--- Task material ---

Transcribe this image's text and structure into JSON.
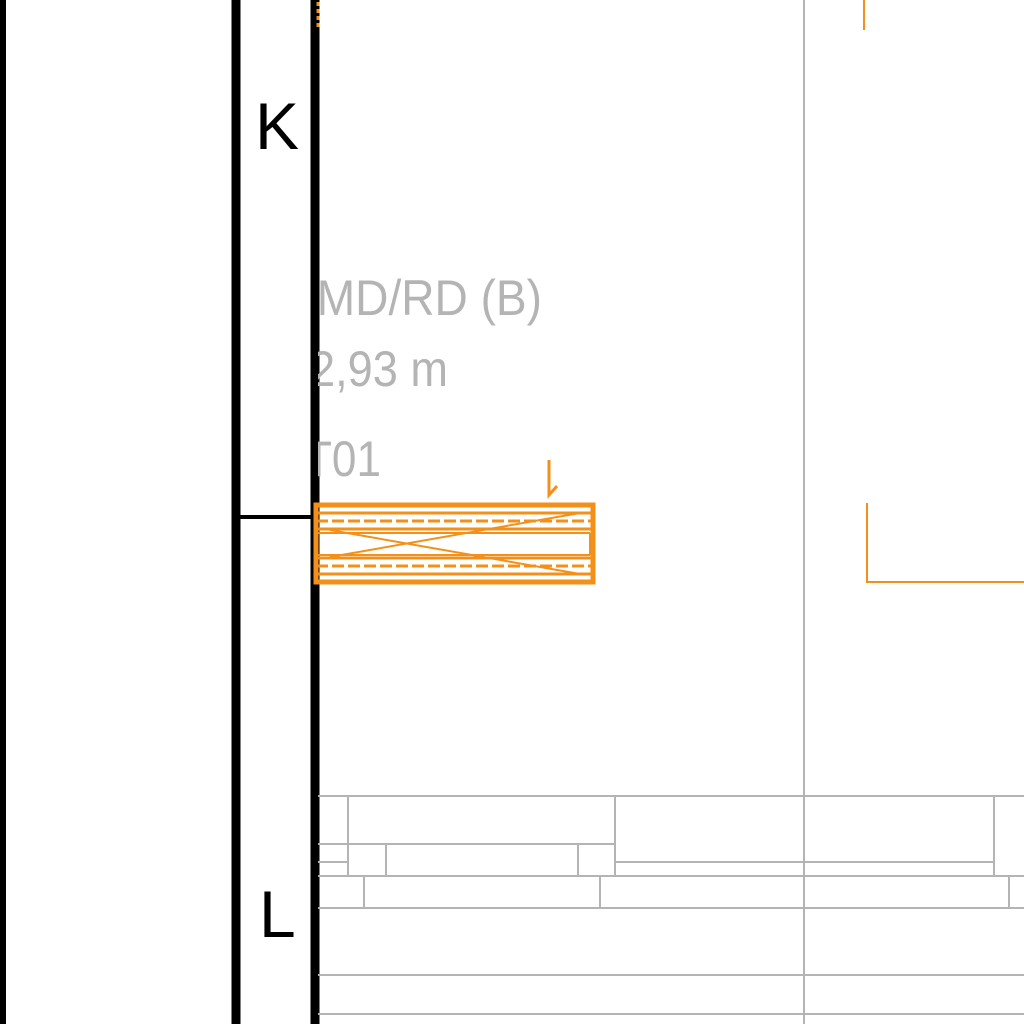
{
  "grid_labels": {
    "upper": "K",
    "lower": "L"
  },
  "annotation": {
    "line1": "/MD/RD (B)",
    "line2": "2,93 m",
    "line3": "T01"
  },
  "colors": {
    "frame": "#000000",
    "annotation_text": "#b4b4b4",
    "element": "#f39019",
    "table_lines": "#b4b4b4"
  },
  "legend": {
    "tick_icon": "elevation-marker-icon",
    "element_icon": "beam-section-hatch-icon"
  }
}
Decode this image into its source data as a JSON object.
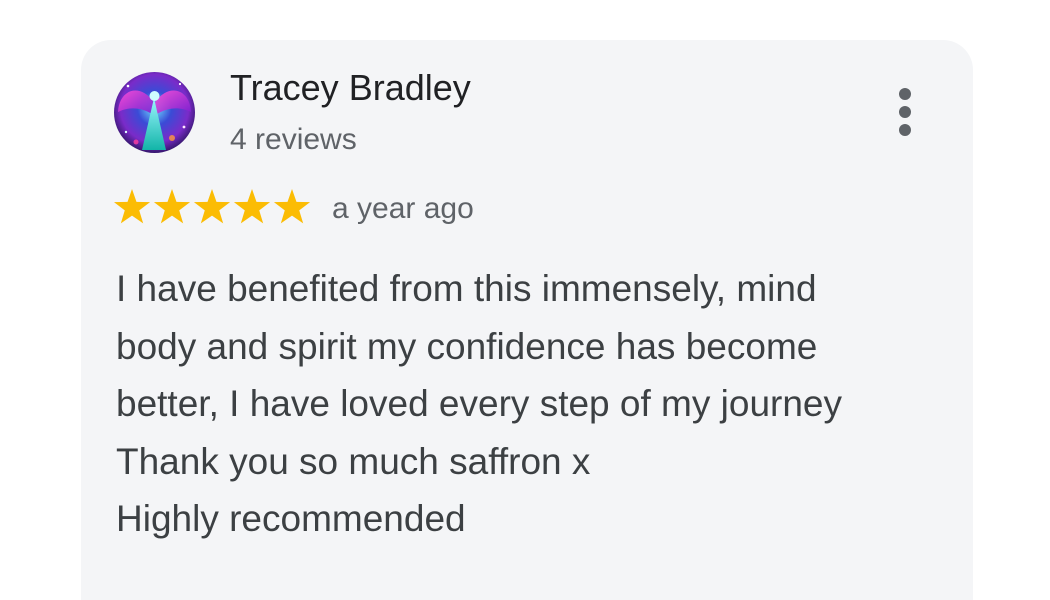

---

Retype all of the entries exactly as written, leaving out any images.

Transcribe this image's text and structure into JSON.
{
  "grid_labels": {
    "upper": "K",
    "lower": "L"
  },
  "annotation": {
    "line1": "/MD/RD (B)",
    "line2": "2,93 m",
    "line3": "T01"
  },
  "colors": {
    "frame": "#000000",
    "annotation_text": "#b4b4b4",
    "element": "#f39019",
    "table_lines": "#b4b4b4"
  },
  "legend": {
    "tick_icon": "elevation-marker-icon",
    "element_icon": "beam-section-hatch-icon"
  }
}
Decode this image into its source data as a JSON object.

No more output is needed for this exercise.